Best-case scenario: a light scuffing of the steps’ sides or underside. Not-so-best-case scenario: they grind against rock under the vehicle’s weight and are bent out of shape.

The Tank 300 wears Michelin Primacy SUV tyres (265/60R18). (Image: Glen Sullivan) The Tank 300 wears Michelin Primacy SUV tyres (265/60R18). (Image: Glen Sullivan)

I didn’t try out the 'Tank Turn' function (similar to the LandCruiser’s turn assist, which applies the brakes to the vehicle's inside rear wheel at low speeds to help reduce your turning circle), but I’m sure it’d come in handy if you needed it.

If you plan to use your Tank 300 as a touring vehicle it pays to note it has a listed payload of 446kg (even less if you throw any aftermarket gear on the vehicle, not to mention what you pack inside) and braked towing capacity of 2500kg

Efficiency – What is its fuel consumption?

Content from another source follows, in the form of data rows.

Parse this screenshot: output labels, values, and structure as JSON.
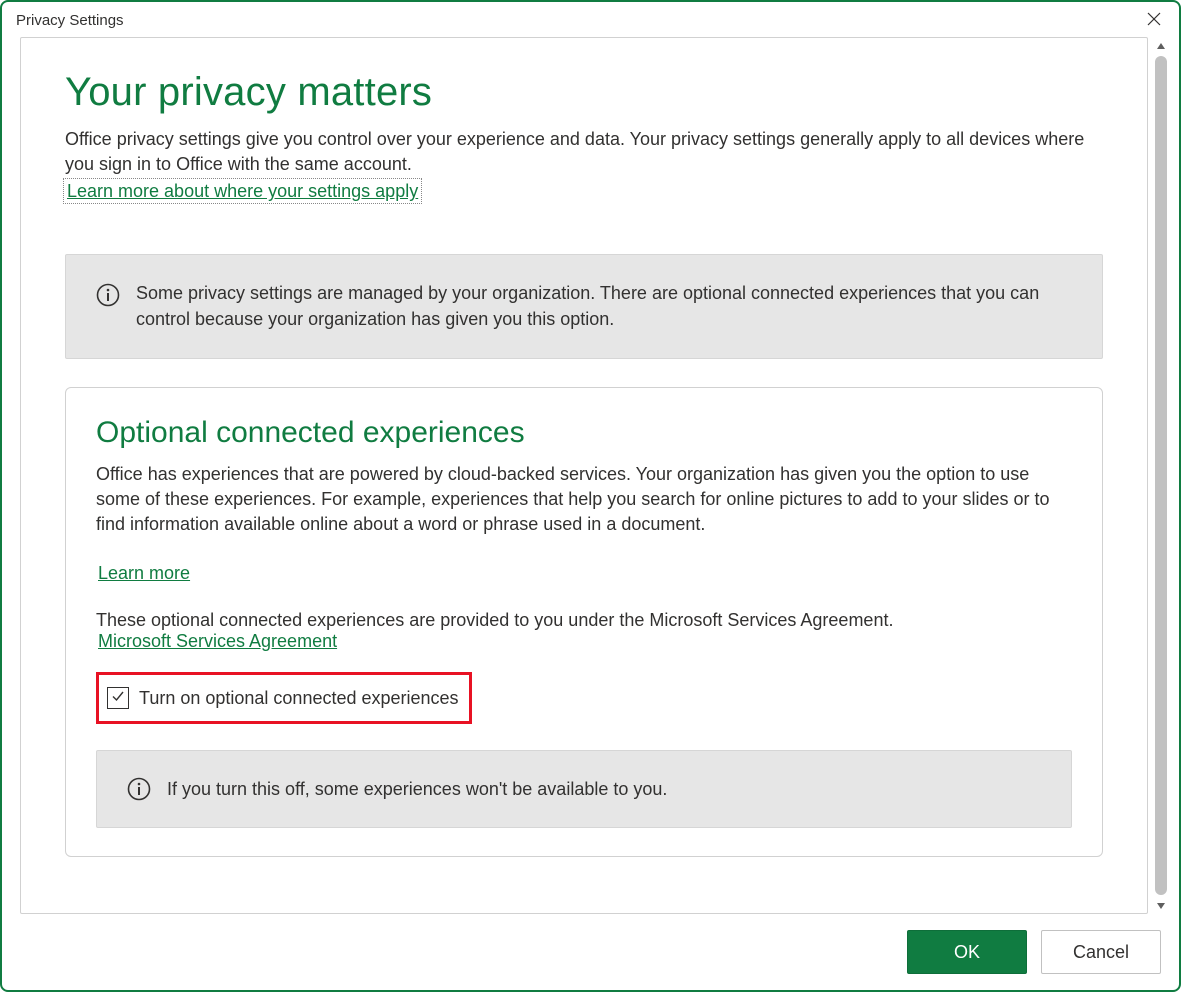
{
  "dialog": {
    "title": "Privacy Settings"
  },
  "main": {
    "heading": "Your privacy matters",
    "intro": "Office privacy settings give you control over your experience and data. Your privacy settings generally apply to all devices where you sign in to Office with the same account.",
    "intro_link": "Learn more about where your settings apply",
    "org_notice": "Some privacy settings are managed by your organization. There are optional connected experiences that you can control because your organization has given you this option."
  },
  "card": {
    "heading": "Optional connected experiences",
    "body": "Office has experiences that are powered by cloud-backed services. Your organization has given you the option to use some of these experiences. For example, experiences that help you search for online pictures to add to your slides or to find information available online about a word or phrase used in a document.",
    "learn_more": "Learn more",
    "provided_text": "These optional connected experiences are provided to you under the Microsoft Services Agreement.",
    "msa_link": "Microsoft Services Agreement",
    "checkbox_label": "Turn on optional connected experiences",
    "checkbox_checked": true,
    "off_notice": "If you turn this off, some experiences won't be available to you."
  },
  "footer": {
    "ok": "OK",
    "cancel": "Cancel"
  }
}
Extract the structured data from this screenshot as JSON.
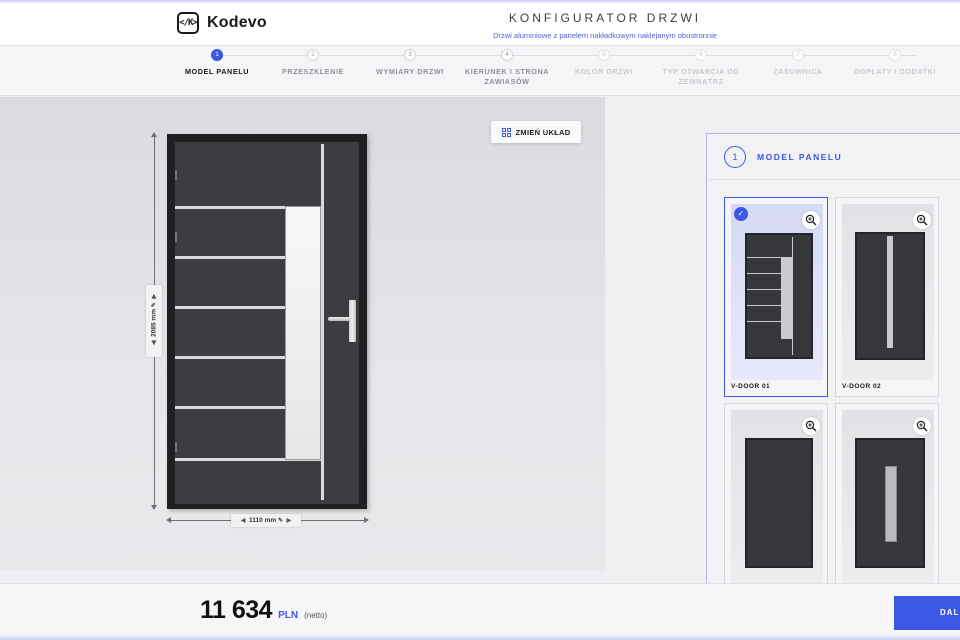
{
  "header": {
    "logo_mark": "</K>",
    "logo_text": "Kodevo",
    "title": "KONFIGURATOR DRZWI",
    "subtitle": "Drzwi aluminiowe z panelem nakładkowym naklejanym obustronnie"
  },
  "steps": [
    {
      "num": "1",
      "label": "MODEL PANELU"
    },
    {
      "num": "2",
      "label": "PRZESZKLENIE"
    },
    {
      "num": "3",
      "label": "WYMIARY DRZWI"
    },
    {
      "num": "4",
      "label": "KIERUNEK I STRONA ZAWIASÓW"
    },
    {
      "num": "5",
      "label": "KOLOR DRZWI"
    },
    {
      "num": "6",
      "label": "TYP OTWARCIA OD ZEWNĄTRZ"
    },
    {
      "num": "7",
      "label": "ZASUWNICA"
    },
    {
      "num": "8",
      "label": "DOPŁATY I DODATKI"
    }
  ],
  "preview": {
    "layout_button": "ZMIEŃ UKŁAD",
    "height_label": "2085 mm",
    "width_label": "1110 mm"
  },
  "panel": {
    "number": "1",
    "title": "MODEL PANELU",
    "models": [
      {
        "label": "V-DOOR 01",
        "selected": true
      },
      {
        "label": "V-DOOR 02",
        "selected": false
      },
      {
        "label": "",
        "selected": false
      },
      {
        "label": "",
        "selected": false
      }
    ]
  },
  "footer": {
    "price": "11 634",
    "currency": "PLN",
    "note": "(netto)",
    "next_button": "DAL"
  },
  "colors": {
    "accent": "#3c57e3",
    "door": "#3b3d41",
    "background": "#eeeff2"
  }
}
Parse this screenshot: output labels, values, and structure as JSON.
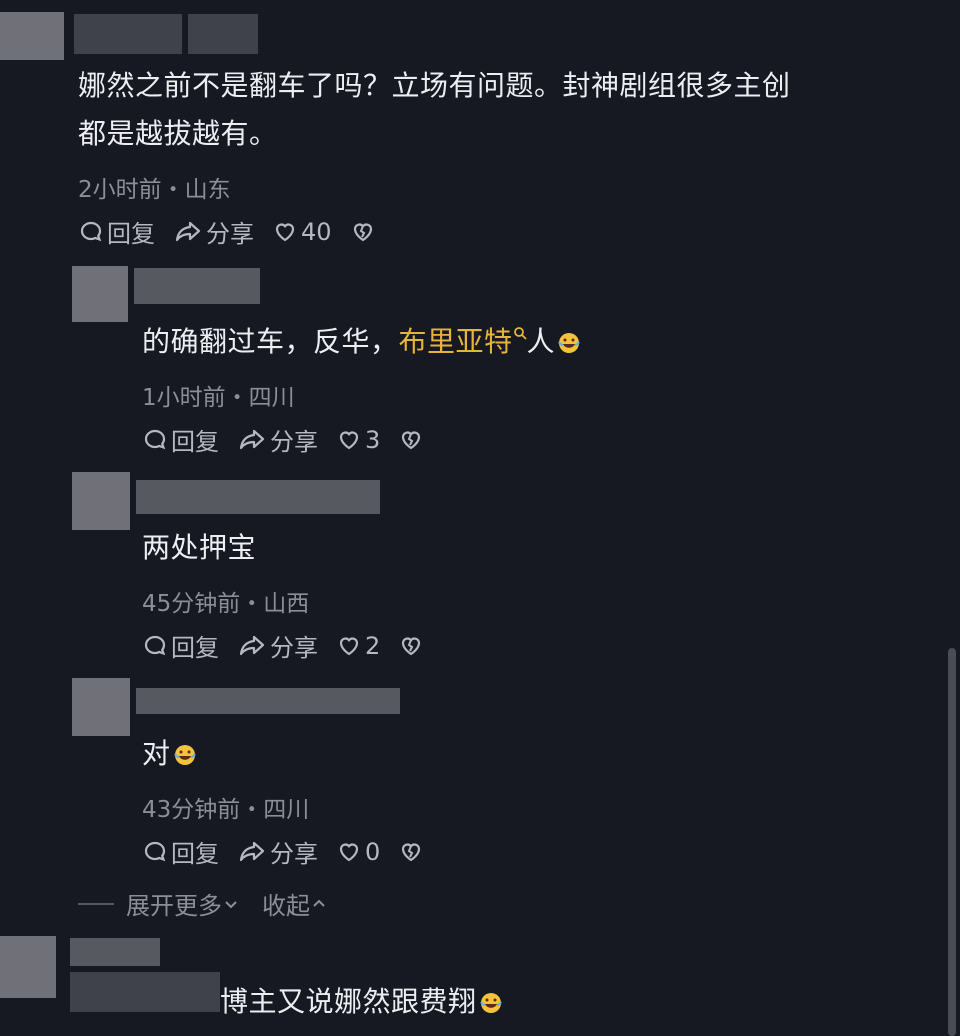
{
  "comments": [
    {
      "text_line1": "娜然之前不是翻车了吗？立场有问题。封神剧组很多主创",
      "text_line2": "都是越拔越有。",
      "meta": "2小时前・山东",
      "reply_label": "回复",
      "share_label": "分享",
      "likes": "40"
    }
  ],
  "replies": [
    {
      "text_before": "的确翻过车，反华，",
      "highlight": "布里亚特",
      "text_after": "人",
      "meta": "1小时前・四川",
      "reply_label": "回复",
      "share_label": "分享",
      "likes": "3"
    },
    {
      "text": "两处押宝",
      "meta": "45分钟前・山西",
      "reply_label": "回复",
      "share_label": "分享",
      "likes": "2"
    },
    {
      "text": "对",
      "meta": "43分钟前・四川",
      "reply_label": "回复",
      "share_label": "分享",
      "likes": "0"
    }
  ],
  "expand": {
    "more_label": "展开更多",
    "collapse_label": "收起"
  },
  "next_comment": {
    "text": "博主又说娜然跟费翔"
  },
  "colors": {
    "background": "#161822",
    "highlight": "#e7b43b",
    "meta": "#8c8e97"
  },
  "icons": [
    "comment-icon",
    "share-icon",
    "heart-icon",
    "dislike-icon",
    "search-icon",
    "laugh-cry-emoji",
    "chevron-down-icon",
    "chevron-up-icon"
  ]
}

What is its driving range? 

The GWM Tank 300 Ultra petrol has an official, combined cycle fuel consumption figure of 9.5L/100km. It uses regular unleaded fuel.

On test, including a day of 4WDing, I recorded 10.1L/100km from pump to pump.

The Tank 300 has a 75-litre fuel tank so, going by the fuel figures above, you could reasonably expect a driving range of about 740km from a full tank. 

On test, including a day of 4WDing, 10.1L/100km was recorded from pump to pump. (Image: Glen Sullivan) On test, including a day of 4WDing, 10.1L/100km was recorded from pump to pump. (Image: Glen Sullivan)

Note: Drop 30km to 50km off any fuel-range figure for a better idea of your vehicle’s safe touring range.

Also, remember that numerous other factors affect your fuel consumption and so impact your touring range, including how much extra weight you have onboard (passengers, camping gear, etc), whether your vehicle is fitted with any aftermarket equipment (bullbar, spare-wheel carrier, etc), whether you are towing (a camper-trailer, caravan, or boat, etc), your vehicle's tyre pressures and the conditions.

Safety – What safety equipment is fitted? What is its safety rating?

The Tank 300 has the maximum five-star ANCAP safety rating from testing in 2022.

As standard, it has seven airbags and a comprehensive suite of driver-assist tech including AEB and forward collision warning, 'Lane Departure Warning', 'Lane Keep Assist', 'Lane Centre Keep', 'Emergency Lane Keep', adaptive cruise control (didn’t work for me), traffic sign recognition, rear cross-traffic alert (with brake), tyre pressure monitoring, front parking sensors and rear parking sensors, 360-degree around-view camera, 'All-Terrain' mode selection, 'Turning Assist', 'Transparent Chassis' function and more.

The Tank 300 has the maximum five-star ANCAP safety rating. (Image: Glen Sullivan) The Tank 300 has the maximum five-star ANCAP safety rating. (Image: Glen Sullivan)

Ownership – What warranty is offered? What are its service intervals? What are its running costs?

The GWM Tank 300 is an impressive 4WD wagon. It’s nice to drive on-road – smooth and refined – and very capable off-road.

Its packed with standard features, purpose-built for adventure and it’s certainly well priced in a very busy and competitive medium and large SUV market.

As a value-for-money buy it’s hard to look past, especially when anything that can match this GWM 4WD for features, comfort and capability likely costs about $20,000 more than it does.

$50,990

Based on new car retail price

VIEW PRICING & SPECS

Daily driver score

3.6/5

Adventure score

3.6/5

adventureguide rank

  • Light

    Dry weather gravel roads and formed trails with no obstacles, very shallow water crossings.

  • Medium

    Hard-packed sand, slight to medium hills with minor obstacles in all weather.

  • Heavy

    Larger obstacles, steeper climbs and deeper water crossings; plus tracks marked as '4WD only'

Disclaimer: The pricing information shown in the editorial content (Review Prices) is to be used as a guide only and is based on information provided to Carsguide Autotrader Media Solutions Pty Ltd (Carsguide) both by third party sources and the car manufacturer at the time of publication. The Review Prices were correct at the time of publication.  Carsguide does not warrant or represent that the information is accurate, reliable, complete, current or suitable for any particular purpose. You should not use or rely upon this information without conducting an independent assessment and valuation of the vehicle.